Pictures do not belong in the copy; restate the records below word for word.

Page and application data records

Content starts

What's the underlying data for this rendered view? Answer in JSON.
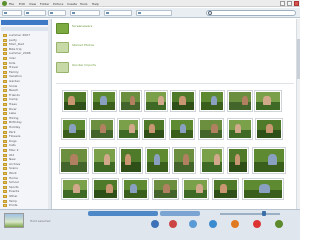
{
  "window": {
    "menus": [
      "File",
      "Edit",
      "View",
      "Folder",
      "Picture",
      "Create",
      "Tools",
      "Help"
    ]
  },
  "sidebar": {
    "items": [
      {
        "label": "summer 2007"
      },
      {
        "label": "party"
      },
      {
        "label": "Mom_Dad"
      },
      {
        "label": "Bike trip"
      },
      {
        "label": "summer_2006"
      },
      {
        "label": "misc"
      },
      {
        "label": "Kids"
      },
      {
        "label": "Travel"
      },
      {
        "label": "Family"
      },
      {
        "label": "Vacation"
      },
      {
        "label": "Garden"
      },
      {
        "label": "Snow"
      },
      {
        "label": "Beach"
      },
      {
        "label": "Friends"
      },
      {
        "label": "Camp"
      },
      {
        "label": "Trees"
      },
      {
        "label": "River"
      },
      {
        "label": "Lake"
      },
      {
        "label": "Hiking"
      },
      {
        "label": "Birthday"
      },
      {
        "label": "Holiday"
      },
      {
        "label": "Park"
      },
      {
        "label": "Flowers"
      },
      {
        "label": "Dogs"
      },
      {
        "label": "Cats"
      },
      {
        "label": "Misc 2"
      },
      {
        "label": "Old"
      },
      {
        "label": "New"
      },
      {
        "label": "Archive"
      },
      {
        "label": "Scans"
      },
      {
        "label": "Work"
      },
      {
        "label": "Home"
      },
      {
        "label": "School"
      },
      {
        "label": "Sports"
      },
      {
        "label": "Events"
      },
      {
        "label": "Other"
      },
      {
        "label": "Temp"
      },
      {
        "label": "Prints"
      }
    ]
  },
  "main": {
    "folders": [
      {
        "title": "Screensavers",
        "sub": ""
      },
      {
        "title": "Starred Photos",
        "sub": ""
      },
      {
        "title": "Quicker Imports",
        "sub": ""
      }
    ]
  },
  "tray": {
    "caption": "Hold selected"
  },
  "theme": {
    "accent": "#3d79c4",
    "green": "#6a9a3a",
    "tray_bg": "#dfe6ee"
  }
}
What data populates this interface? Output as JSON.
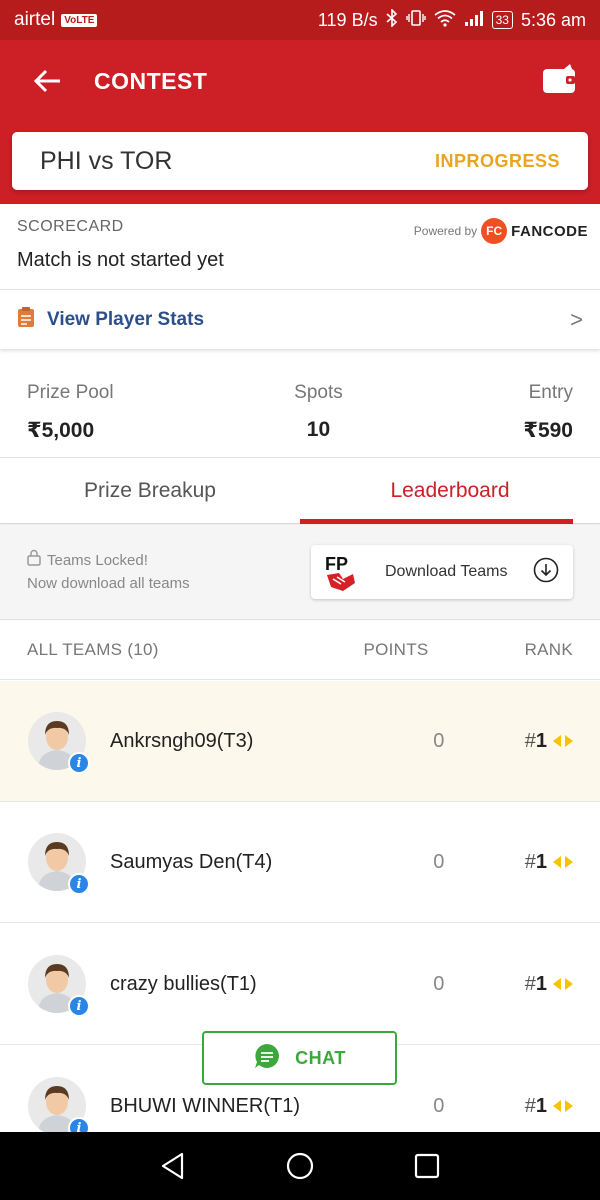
{
  "statusbar": {
    "carrier": "airtel",
    "volte": "VoLTE",
    "speed": "119 B/s",
    "battery": "33",
    "time": "5:36 am"
  },
  "appbar": {
    "title": "CONTEST"
  },
  "match": {
    "teams": "PHI vs TOR",
    "status": "INPROGRESS"
  },
  "scorecard": {
    "label": "SCORECARD",
    "message": "Match is not started yet",
    "powered_by": "Powered by",
    "brand": "FANCODE",
    "brand_logo": "FC"
  },
  "player_stats": {
    "label": "View Player Stats",
    "chevron": ">"
  },
  "pool": {
    "prize_pool_label": "Prize Pool",
    "prize_pool_value": "₹5,000",
    "spots_label": "Spots",
    "spots_value": "10",
    "entry_label": "Entry",
    "entry_value": "₹590"
  },
  "tabs": [
    {
      "label": "Prize Breakup",
      "active": false
    },
    {
      "label": "Leaderboard",
      "active": true
    }
  ],
  "locked": {
    "line1": "Teams Locked!",
    "line2": "Now download all teams",
    "download_label": "Download Teams",
    "fp_logo": "FP"
  },
  "table": {
    "col_teams": "ALL TEAMS (10)",
    "col_points": "POINTS",
    "col_rank": "RANK",
    "rows": [
      {
        "name": "Ankrsngh09(T3)",
        "points": "0",
        "rank": "1",
        "hash": "#",
        "highlight": true
      },
      {
        "name": "Saumyas Den(T4)",
        "points": "0",
        "rank": "1",
        "hash": "#"
      },
      {
        "name": "crazy bullies(T1)",
        "points": "0",
        "rank": "1",
        "hash": "#"
      },
      {
        "name": "BHUWI WINNER(T1)",
        "points": "0",
        "rank": "1",
        "hash": "#"
      }
    ]
  },
  "chat": {
    "label": "CHAT"
  },
  "colors": {
    "primary": "#cc1f26",
    "status_orange": "#e8a520",
    "link_blue": "#2b4f8a",
    "chat_green": "#3ca83c",
    "rank_yellow": "#f5c400"
  }
}
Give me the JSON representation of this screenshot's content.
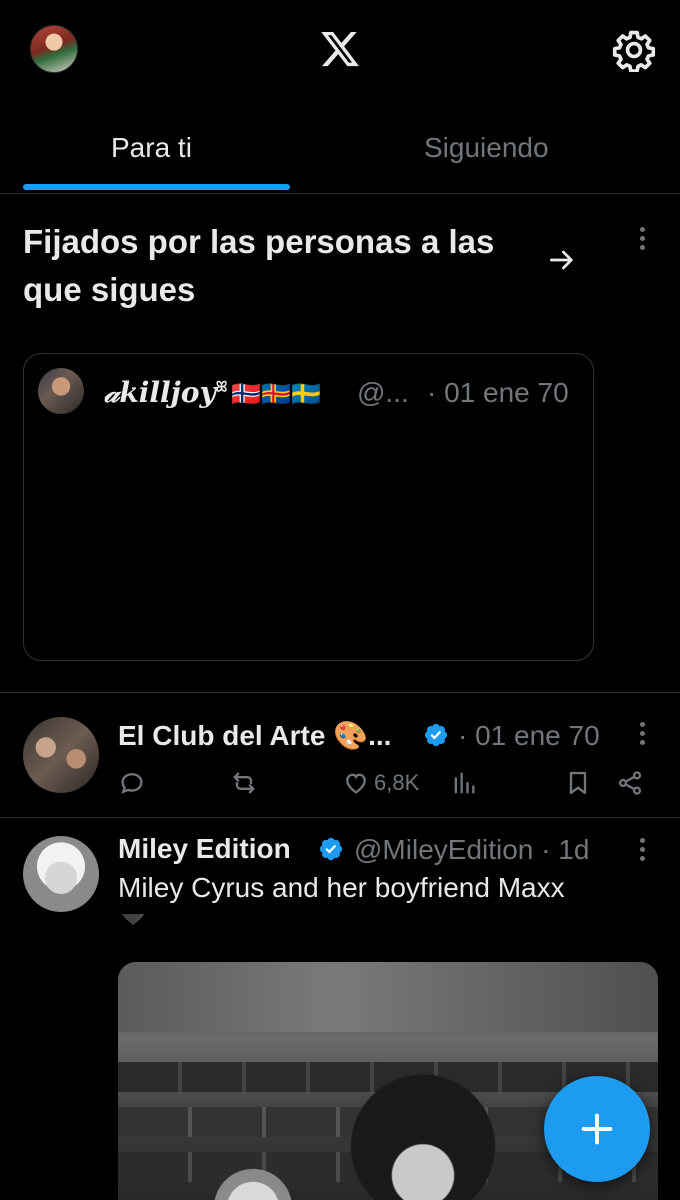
{
  "header": {
    "logo": "X",
    "icons": {
      "profile": "user-avatar",
      "settings": "gear-icon"
    }
  },
  "tabs": [
    {
      "label": "Para ti",
      "active": true
    },
    {
      "label": "Siguiendo",
      "active": false
    }
  ],
  "pinned_section": {
    "title": "Fijados por las personas a las que sigues",
    "card": {
      "name": "𝒶killjoy",
      "flags": "🇳🇴🇦🇽🇸🇪",
      "handle": "@...",
      "date": "· 01 ene 70"
    }
  },
  "posts": [
    {
      "name": "El Club del Arte 🎨...",
      "verified": true,
      "date": "· 01 ene 70",
      "likes": "6,8K"
    },
    {
      "name": "Miley Edition",
      "verified": true,
      "handle": "@MileyEdition",
      "time": "· 1d",
      "text": "Miley Cyrus and her boyfriend Maxx",
      "emoji": "🖤"
    }
  ],
  "colors": {
    "accent": "#1d9bf0",
    "muted": "#71767b",
    "border": "#2f3336"
  }
}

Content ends

■ WRITTEN RESPONSE ■
What's the underlying data for this rendered view? Answer in JSON.
{
  "window": {
    "menus": [
      "File",
      "Edit",
      "View",
      "Folder",
      "Picture",
      "Create",
      "Tools",
      "Help"
    ]
  },
  "sidebar": {
    "items": [
      {
        "label": "summer 2007"
      },
      {
        "label": "party"
      },
      {
        "label": "Mom_Dad"
      },
      {
        "label": "Bike trip"
      },
      {
        "label": "summer_2006"
      },
      {
        "label": "misc"
      },
      {
        "label": "Kids"
      },
      {
        "label": "Travel"
      },
      {
        "label": "Family"
      },
      {
        "label": "Vacation"
      },
      {
        "label": "Garden"
      },
      {
        "label": "Snow"
      },
      {
        "label": "Beach"
      },
      {
        "label": "Friends"
      },
      {
        "label": "Camp"
      },
      {
        "label": "Trees"
      },
      {
        "label": "River"
      },
      {
        "label": "Lake"
      },
      {
        "label": "Hiking"
      },
      {
        "label": "Birthday"
      },
      {
        "label": "Holiday"
      },
      {
        "label": "Park"
      },
      {
        "label": "Flowers"
      },
      {
        "label": "Dogs"
      },
      {
        "label": "Cats"
      },
      {
        "label": "Misc 2"
      },
      {
        "label": "Old"
      },
      {
        "label": "New"
      },
      {
        "label": "Archive"
      },
      {
        "label": "Scans"
      },
      {
        "label": "Work"
      },
      {
        "label": "Home"
      },
      {
        "label": "School"
      },
      {
        "label": "Sports"
      },
      {
        "label": "Events"
      },
      {
        "label": "Other"
      },
      {
        "label": "Temp"
      },
      {
        "label": "Prints"
      }
    ]
  },
  "main": {
    "folders": [
      {
        "title": "Screensavers",
        "sub": ""
      },
      {
        "title": "Starred Photos",
        "sub": ""
      },
      {
        "title": "Quicker Imports",
        "sub": ""
      }
    ]
  },
  "tray": {
    "caption": "Hold selected"
  },
  "theme": {
    "accent": "#3d79c4",
    "green": "#6a9a3a",
    "tray_bg": "#dfe6ee"
  }
}
What data populates this interface? Output as JSON.
{
  "statusbar": {
    "carrier": "airtel",
    "volte": "VoLTE",
    "speed": "119 B/s",
    "battery": "33",
    "time": "5:36 am"
  },
  "appbar": {
    "title": "CONTEST"
  },
  "match": {
    "teams": "PHI vs TOR",
    "status": "INPROGRESS"
  },
  "scorecard": {
    "label": "SCORECARD",
    "message": "Match is not started yet",
    "powered_by": "Powered by",
    "brand": "FANCODE",
    "brand_logo": "FC"
  },
  "player_stats": {
    "label": "View Player Stats",
    "chevron": ">"
  },
  "pool": {
    "prize_pool_label": "Prize Pool",
    "prize_pool_value": "₹5,000",
    "spots_label": "Spots",
    "spots_value": "10",
    "entry_label": "Entry",
    "entry_value": "₹590"
  },
  "tabs": [
    {
      "label": "Prize Breakup",
      "active": false
    },
    {
      "label": "Leaderboard",
      "active": true
    }
  ],
  "locked": {
    "line1": "Teams Locked!",
    "line2": "Now download all teams",
    "download_label": "Download Teams",
    "fp_logo": "FP"
  },
  "table": {
    "col_teams": "ALL TEAMS (10)",
    "col_points": "POINTS",
    "col_rank": "RANK",
    "rows": [
      {
        "name": "Ankrsngh09(T3)",
        "points": "0",
        "rank": "1",
        "hash": "#",
        "highlight": true
      },
      {
        "name": "Saumyas Den(T4)",
        "points": "0",
        "rank": "1",
        "hash": "#"
      },
      {
        "name": "crazy bullies(T1)",
        "points": "0",
        "rank": "1",
        "hash": "#"
      },
      {
        "name": "BHUWI WINNER(T1)",
        "points": "0",
        "rank": "1",
        "hash": "#"
      }
    ]
  },
  "chat": {
    "label": "CHAT"
  },
  "colors": {
    "primary": "#cc1f26",
    "status_orange": "#e8a520",
    "link_blue": "#2b4f8a",
    "chat_green": "#3ca83c",
    "rank_yellow": "#f5c400"
  }
}
Give me the JSON representation of this screenshot's content.
{
  "header": {
    "logo": "X",
    "icons": {
      "profile": "user-avatar",
      "settings": "gear-icon"
    }
  },
  "tabs": [
    {
      "label": "Para ti",
      "active": true
    },
    {
      "label": "Siguiendo",
      "active": false
    }
  ],
  "pinned_section": {
    "title": "Fijados por las personas a las que sigues",
    "card": {
      "name": "𝒶killjoy",
      "flags": "🇳🇴🇦🇽🇸🇪",
      "handle": "@...",
      "date": "· 01 ene 70"
    }
  },
  "posts": [
    {
      "name": "El Club del Arte 🎨...",
      "verified": true,
      "date": "· 01 ene 70",
      "likes": "6,8K"
    },
    {
      "name": "Miley Edition",
      "verified": true,
      "handle": "@MileyEdition",
      "time": "· 1d",
      "text": "Miley Cyrus and her boyfriend Maxx",
      "emoji": "🖤"
    }
  ],
  "colors": {
    "accent": "#1d9bf0",
    "muted": "#71767b",
    "border": "#2f3336"
  }
}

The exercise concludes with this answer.